Armed Fulani militants shot dead a Christian doctor on 17 June in Niger state, following attacks in Plateau state that left 17 Christians dead. Both states are located in Nigeria’s Middle Belt region, which has seen thousands of Christians killed and displaced in Fulani attacks in recent years.
Precious Emeka Chinedu was killed after five Fulani herdsmen walked into the private hospital he operated in Salka village, Magama County on the evening of June 17 and abducted him. Local resident Emmanuel Ezeugo told Morning Star News, “His dead body was found by the local vigilantes the following morning in the bush where he was shot and killed by the herdsmen.”
Dr Chinedu’s friend Baridueh Badon told Morning Star News, “His killers, who are herdsmen, came to the hospital, specifically asked for him, didn’t harm anybody, collected his money, took him away, and killed him without asking for ransom. What did he do wrong?”
He added, “Everyone loved him, always smiling, and he was one of the most hard-working persons I have ever known. His hospital boomed because he was saving lives. If you had any problems, Emeka would be there to help.”
Dr Chinedu moved to Niger state to start the hospital after finishing medical studies at the University of Ibadan, Oyo state.
Fulani militants kill 17 Christians in Plateau state in June
At least 14 Christians were killed in an attack on Sabon Layi village In Plateau state’s Kuru District, Jos South County, on 13 June. Local resident George Dung reported that armed Fulani herdsmen attacked the village at about 9 pm. He told Morning Star News in a text message, “So far, 14 corpses of Christians killed have been recovered as of 1 am [14 June].” Seven other Christians were wounded and were receiving treatment at Jos University Teaching Hospital and Enos Hospital in Miango town.
Local Senator Istifanus Gyang, a member of Nigeria’s National Assembly, issued a statement in which he demanded that the government stop such attacks. “We need more reinforcement of security operatives in our various communities to curtail this heinous act,” he said. “Government has a burden, which is constitutional, that is to protect lives and property, so the government has to take responsibility for its citizens.”
Police spokesman Gabriel Ogaba said the Plateau State Police Command had received a report of ten persons shot dead in Sabon Layi. “Personnel of the command and the military have been deployed to the affected area,” he said, adding that investigations were underway.
On 12 June, Fulani herdsmen reportedly killed two Christians in an attack on Zogu village in Plateau state’s Miango District, Bassa County.

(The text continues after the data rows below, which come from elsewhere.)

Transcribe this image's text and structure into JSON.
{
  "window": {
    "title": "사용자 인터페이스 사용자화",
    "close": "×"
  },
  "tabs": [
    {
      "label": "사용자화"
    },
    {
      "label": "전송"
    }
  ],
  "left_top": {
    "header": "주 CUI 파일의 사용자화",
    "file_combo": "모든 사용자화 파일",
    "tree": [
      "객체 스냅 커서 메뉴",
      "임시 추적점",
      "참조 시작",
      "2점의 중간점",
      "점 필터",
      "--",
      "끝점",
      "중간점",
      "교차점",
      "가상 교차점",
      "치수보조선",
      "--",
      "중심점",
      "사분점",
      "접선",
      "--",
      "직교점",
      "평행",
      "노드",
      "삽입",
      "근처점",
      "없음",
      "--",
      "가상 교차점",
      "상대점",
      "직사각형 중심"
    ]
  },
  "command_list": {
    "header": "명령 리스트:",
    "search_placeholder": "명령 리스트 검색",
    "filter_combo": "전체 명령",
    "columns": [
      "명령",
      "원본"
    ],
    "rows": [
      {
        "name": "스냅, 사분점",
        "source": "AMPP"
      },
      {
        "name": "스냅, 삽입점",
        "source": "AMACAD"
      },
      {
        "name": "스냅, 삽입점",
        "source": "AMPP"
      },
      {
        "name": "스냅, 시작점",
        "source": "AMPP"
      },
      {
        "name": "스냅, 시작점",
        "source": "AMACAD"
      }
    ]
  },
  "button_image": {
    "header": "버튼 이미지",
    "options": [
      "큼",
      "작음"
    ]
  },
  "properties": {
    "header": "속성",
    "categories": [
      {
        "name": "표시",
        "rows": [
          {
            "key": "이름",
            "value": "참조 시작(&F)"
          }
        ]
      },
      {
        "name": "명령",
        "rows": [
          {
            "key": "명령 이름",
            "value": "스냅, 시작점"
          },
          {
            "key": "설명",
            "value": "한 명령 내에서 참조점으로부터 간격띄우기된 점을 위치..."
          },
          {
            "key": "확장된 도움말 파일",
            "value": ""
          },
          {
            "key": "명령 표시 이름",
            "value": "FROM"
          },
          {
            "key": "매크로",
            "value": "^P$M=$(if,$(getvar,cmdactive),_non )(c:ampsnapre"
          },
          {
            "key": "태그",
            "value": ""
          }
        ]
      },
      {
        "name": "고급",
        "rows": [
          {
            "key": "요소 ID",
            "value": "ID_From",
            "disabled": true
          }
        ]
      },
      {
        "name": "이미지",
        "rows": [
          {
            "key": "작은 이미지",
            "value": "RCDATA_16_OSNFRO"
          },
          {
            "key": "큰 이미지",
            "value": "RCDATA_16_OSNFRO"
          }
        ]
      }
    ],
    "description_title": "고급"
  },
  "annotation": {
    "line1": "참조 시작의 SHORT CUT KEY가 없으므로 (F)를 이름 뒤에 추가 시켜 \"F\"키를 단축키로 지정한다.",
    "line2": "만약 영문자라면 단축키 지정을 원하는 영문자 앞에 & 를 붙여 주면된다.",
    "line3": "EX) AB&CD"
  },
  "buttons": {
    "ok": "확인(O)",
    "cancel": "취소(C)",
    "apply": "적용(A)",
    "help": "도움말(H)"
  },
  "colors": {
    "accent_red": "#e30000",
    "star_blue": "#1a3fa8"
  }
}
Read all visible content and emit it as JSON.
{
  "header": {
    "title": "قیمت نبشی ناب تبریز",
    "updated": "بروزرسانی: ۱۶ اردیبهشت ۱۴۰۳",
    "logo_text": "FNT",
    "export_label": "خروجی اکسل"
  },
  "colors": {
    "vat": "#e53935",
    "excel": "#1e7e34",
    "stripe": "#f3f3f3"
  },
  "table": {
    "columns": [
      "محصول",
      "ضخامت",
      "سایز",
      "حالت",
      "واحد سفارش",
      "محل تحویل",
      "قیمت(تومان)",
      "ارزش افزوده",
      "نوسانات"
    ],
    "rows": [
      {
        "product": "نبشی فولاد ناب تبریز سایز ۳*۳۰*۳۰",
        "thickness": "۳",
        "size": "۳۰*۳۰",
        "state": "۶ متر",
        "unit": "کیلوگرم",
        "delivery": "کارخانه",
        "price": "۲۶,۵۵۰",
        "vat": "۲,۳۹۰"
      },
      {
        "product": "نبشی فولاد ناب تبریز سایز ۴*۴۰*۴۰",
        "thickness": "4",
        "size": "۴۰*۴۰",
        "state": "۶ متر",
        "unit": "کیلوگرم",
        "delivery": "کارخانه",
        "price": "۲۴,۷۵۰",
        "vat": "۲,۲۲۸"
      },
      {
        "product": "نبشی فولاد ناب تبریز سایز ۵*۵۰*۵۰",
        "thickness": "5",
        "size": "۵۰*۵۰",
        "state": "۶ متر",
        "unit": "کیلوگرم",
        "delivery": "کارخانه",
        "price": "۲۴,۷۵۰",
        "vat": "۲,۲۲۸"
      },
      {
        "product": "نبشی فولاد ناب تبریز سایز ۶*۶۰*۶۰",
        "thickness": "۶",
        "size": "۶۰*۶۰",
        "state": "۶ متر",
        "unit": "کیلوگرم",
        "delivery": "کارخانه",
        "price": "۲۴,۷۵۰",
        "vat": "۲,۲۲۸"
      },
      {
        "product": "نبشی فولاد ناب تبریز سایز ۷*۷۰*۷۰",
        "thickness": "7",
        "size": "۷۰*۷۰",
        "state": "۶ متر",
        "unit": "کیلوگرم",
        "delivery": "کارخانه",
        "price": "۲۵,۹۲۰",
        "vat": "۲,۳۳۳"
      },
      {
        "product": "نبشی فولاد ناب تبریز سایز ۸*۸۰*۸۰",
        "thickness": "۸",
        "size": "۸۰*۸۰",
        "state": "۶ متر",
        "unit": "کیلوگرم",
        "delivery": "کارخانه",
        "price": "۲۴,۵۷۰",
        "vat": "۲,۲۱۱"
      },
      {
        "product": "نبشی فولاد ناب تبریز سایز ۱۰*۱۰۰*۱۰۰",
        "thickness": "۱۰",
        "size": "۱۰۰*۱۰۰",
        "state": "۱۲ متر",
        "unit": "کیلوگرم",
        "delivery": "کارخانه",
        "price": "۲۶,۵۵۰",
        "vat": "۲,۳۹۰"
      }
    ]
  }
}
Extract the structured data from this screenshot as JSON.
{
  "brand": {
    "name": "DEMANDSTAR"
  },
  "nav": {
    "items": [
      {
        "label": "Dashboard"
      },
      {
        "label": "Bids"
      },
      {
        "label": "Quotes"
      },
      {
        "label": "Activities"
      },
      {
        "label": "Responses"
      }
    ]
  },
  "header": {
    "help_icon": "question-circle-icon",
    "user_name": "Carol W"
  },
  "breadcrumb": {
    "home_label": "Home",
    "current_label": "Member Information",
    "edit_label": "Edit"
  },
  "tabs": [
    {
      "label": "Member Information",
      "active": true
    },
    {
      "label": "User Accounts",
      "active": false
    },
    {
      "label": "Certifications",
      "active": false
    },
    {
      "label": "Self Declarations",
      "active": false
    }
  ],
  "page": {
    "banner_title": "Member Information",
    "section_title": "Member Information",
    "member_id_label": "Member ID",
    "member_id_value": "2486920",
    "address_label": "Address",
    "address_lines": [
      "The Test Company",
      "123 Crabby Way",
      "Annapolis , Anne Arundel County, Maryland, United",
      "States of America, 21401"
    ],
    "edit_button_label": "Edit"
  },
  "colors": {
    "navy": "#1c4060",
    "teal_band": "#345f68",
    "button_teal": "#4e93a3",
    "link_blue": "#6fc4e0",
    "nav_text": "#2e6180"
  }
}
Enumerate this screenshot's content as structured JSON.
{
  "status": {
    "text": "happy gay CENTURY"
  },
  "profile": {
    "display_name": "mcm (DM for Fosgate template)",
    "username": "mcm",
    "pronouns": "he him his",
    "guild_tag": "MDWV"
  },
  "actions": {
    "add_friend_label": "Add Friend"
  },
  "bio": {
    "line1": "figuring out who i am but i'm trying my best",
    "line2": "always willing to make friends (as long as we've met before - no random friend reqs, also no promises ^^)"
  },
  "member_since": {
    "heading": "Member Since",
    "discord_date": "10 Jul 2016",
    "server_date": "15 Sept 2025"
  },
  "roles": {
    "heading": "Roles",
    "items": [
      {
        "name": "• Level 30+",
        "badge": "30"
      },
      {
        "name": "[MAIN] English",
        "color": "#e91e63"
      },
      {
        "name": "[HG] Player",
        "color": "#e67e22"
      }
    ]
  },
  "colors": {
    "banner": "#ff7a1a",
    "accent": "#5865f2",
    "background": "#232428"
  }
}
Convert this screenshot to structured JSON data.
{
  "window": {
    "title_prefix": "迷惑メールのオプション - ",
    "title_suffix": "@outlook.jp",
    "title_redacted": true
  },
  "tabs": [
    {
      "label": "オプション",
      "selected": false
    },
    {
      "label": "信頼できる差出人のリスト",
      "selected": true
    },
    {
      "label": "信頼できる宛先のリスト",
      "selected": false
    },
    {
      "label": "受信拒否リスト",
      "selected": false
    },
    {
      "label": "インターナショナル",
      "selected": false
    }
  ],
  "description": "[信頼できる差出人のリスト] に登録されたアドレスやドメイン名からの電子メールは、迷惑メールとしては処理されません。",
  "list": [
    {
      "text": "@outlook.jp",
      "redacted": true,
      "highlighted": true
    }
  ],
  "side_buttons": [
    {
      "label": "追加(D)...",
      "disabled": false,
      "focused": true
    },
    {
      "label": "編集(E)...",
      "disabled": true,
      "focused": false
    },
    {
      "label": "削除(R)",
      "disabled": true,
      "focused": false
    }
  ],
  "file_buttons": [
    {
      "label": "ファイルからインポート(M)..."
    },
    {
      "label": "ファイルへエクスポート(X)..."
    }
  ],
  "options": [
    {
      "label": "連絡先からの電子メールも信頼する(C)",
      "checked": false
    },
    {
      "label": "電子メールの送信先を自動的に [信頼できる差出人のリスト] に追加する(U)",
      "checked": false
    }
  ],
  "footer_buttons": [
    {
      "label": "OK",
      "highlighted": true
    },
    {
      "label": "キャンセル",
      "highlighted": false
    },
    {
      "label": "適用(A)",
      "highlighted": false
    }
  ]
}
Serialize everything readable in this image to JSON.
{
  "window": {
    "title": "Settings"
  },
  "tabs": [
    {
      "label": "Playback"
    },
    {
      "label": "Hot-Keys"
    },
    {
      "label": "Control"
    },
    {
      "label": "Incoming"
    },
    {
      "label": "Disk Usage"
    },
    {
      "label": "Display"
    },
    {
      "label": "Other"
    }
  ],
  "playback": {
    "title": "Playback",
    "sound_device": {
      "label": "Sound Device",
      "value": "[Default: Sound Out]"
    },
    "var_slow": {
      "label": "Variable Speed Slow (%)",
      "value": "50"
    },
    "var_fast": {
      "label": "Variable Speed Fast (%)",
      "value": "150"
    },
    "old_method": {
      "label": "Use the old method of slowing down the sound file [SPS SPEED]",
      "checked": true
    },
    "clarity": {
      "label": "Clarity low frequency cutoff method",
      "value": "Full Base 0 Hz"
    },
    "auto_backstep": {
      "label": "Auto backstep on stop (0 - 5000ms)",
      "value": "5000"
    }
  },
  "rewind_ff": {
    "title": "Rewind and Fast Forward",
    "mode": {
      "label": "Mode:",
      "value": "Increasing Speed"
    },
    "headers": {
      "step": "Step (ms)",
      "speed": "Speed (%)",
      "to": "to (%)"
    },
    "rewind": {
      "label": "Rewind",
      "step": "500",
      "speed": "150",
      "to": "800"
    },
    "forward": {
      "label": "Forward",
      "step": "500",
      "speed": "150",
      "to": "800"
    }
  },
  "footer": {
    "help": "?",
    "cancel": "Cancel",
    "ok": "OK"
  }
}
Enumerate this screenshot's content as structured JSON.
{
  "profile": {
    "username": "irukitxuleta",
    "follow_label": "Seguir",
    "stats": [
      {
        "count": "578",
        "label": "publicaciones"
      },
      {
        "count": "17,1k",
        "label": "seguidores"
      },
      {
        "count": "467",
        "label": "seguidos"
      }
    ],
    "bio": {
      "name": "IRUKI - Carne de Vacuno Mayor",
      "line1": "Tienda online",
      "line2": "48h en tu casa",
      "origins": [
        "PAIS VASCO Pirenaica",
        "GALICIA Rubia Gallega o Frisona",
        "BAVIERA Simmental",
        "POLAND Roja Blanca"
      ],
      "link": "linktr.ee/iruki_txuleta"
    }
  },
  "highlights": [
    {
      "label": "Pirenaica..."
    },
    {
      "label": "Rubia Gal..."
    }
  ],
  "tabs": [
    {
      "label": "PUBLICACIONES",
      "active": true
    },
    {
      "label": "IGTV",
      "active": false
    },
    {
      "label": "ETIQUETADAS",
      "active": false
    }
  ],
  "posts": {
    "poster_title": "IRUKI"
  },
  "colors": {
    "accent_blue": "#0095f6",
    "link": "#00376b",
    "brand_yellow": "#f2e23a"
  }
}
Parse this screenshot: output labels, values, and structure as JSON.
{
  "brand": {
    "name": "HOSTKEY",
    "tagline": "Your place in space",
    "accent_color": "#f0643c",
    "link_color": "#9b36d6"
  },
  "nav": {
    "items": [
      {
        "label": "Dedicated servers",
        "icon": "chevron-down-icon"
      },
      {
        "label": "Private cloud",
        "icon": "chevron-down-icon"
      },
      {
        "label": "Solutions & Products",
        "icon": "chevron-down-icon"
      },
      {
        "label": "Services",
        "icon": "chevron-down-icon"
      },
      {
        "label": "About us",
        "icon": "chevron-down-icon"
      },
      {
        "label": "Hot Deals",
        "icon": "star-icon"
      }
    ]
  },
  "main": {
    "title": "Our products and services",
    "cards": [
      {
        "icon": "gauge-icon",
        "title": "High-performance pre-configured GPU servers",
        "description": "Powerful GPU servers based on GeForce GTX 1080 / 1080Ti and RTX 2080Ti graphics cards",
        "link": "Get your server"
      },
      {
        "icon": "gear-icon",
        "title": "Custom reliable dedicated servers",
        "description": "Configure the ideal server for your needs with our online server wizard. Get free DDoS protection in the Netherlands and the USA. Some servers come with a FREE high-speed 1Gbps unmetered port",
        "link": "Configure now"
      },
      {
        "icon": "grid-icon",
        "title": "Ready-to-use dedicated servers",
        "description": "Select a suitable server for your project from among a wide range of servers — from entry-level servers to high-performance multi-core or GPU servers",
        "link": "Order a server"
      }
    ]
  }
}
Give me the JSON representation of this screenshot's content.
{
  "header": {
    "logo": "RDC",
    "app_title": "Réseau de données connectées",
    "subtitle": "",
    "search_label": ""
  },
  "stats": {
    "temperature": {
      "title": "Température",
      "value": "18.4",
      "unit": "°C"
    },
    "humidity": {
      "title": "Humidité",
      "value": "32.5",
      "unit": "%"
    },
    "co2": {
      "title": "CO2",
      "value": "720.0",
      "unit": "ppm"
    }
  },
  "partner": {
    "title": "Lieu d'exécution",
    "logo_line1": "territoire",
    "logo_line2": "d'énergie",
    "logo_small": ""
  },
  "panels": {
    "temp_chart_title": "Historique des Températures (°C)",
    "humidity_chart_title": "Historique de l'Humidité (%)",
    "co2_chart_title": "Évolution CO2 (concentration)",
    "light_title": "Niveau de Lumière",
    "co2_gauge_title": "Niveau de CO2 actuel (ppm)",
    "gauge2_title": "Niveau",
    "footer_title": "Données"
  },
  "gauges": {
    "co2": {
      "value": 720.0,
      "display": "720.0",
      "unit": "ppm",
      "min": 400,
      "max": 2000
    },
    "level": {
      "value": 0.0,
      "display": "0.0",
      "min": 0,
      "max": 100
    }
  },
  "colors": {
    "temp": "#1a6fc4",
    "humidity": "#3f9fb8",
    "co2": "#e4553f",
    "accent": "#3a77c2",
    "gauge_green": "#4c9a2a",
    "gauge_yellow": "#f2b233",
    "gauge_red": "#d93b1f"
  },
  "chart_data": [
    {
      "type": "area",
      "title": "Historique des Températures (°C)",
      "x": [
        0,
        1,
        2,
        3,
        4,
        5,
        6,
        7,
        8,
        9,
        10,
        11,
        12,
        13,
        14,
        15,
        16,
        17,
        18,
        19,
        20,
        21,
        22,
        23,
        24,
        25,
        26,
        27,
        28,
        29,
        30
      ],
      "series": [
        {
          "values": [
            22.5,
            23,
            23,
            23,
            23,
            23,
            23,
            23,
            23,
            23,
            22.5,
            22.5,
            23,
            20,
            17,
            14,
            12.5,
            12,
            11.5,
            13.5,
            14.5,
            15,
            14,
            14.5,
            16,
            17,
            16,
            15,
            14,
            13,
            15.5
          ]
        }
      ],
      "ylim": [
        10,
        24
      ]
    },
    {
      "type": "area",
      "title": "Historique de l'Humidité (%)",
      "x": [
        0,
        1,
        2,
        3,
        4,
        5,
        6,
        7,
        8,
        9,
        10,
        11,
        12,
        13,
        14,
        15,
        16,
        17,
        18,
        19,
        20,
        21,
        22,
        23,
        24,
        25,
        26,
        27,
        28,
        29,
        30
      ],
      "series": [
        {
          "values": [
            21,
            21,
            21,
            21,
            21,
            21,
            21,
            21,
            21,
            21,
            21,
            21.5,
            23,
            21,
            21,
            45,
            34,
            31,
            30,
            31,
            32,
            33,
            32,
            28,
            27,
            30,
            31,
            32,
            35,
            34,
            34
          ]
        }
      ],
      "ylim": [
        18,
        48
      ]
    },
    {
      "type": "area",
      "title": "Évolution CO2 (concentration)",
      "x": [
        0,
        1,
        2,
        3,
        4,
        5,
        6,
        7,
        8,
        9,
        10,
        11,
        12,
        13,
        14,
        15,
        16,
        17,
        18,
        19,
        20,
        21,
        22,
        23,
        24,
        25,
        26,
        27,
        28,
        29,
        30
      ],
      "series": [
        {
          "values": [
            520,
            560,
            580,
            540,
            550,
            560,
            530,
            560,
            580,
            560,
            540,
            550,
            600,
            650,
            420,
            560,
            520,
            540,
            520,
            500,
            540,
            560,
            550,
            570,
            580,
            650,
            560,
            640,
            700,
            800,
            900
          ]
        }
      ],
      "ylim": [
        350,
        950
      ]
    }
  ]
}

Ezekiel Bini, president of the Irigwe Development Association, issued a statement on 14 June in which he said the herdsmen had also wounded two Christians who were receiving treatment at Jos University Teaching Hospital and at Enos Hospital, Miango.
“It’s unfortunate that we have continued to bury our people on every attack by Muslim Fulani gunmen without anything being done to stop the killings by the authorities,” he said.
Also on 12 June, a group of herdsmen shot dead a Christian farmer identified only as Bulus as he worked in his fields at about 9 am in the predominantly Christian community of Dong in Plateau state’s Jos North County. Local resident Beatrice Audu told Morning Star News, “Christians in Dong village are becoming endangered. Bulus was striving to provide decent living for his family. For how long should we continue to live like this?”
(Morning Star News)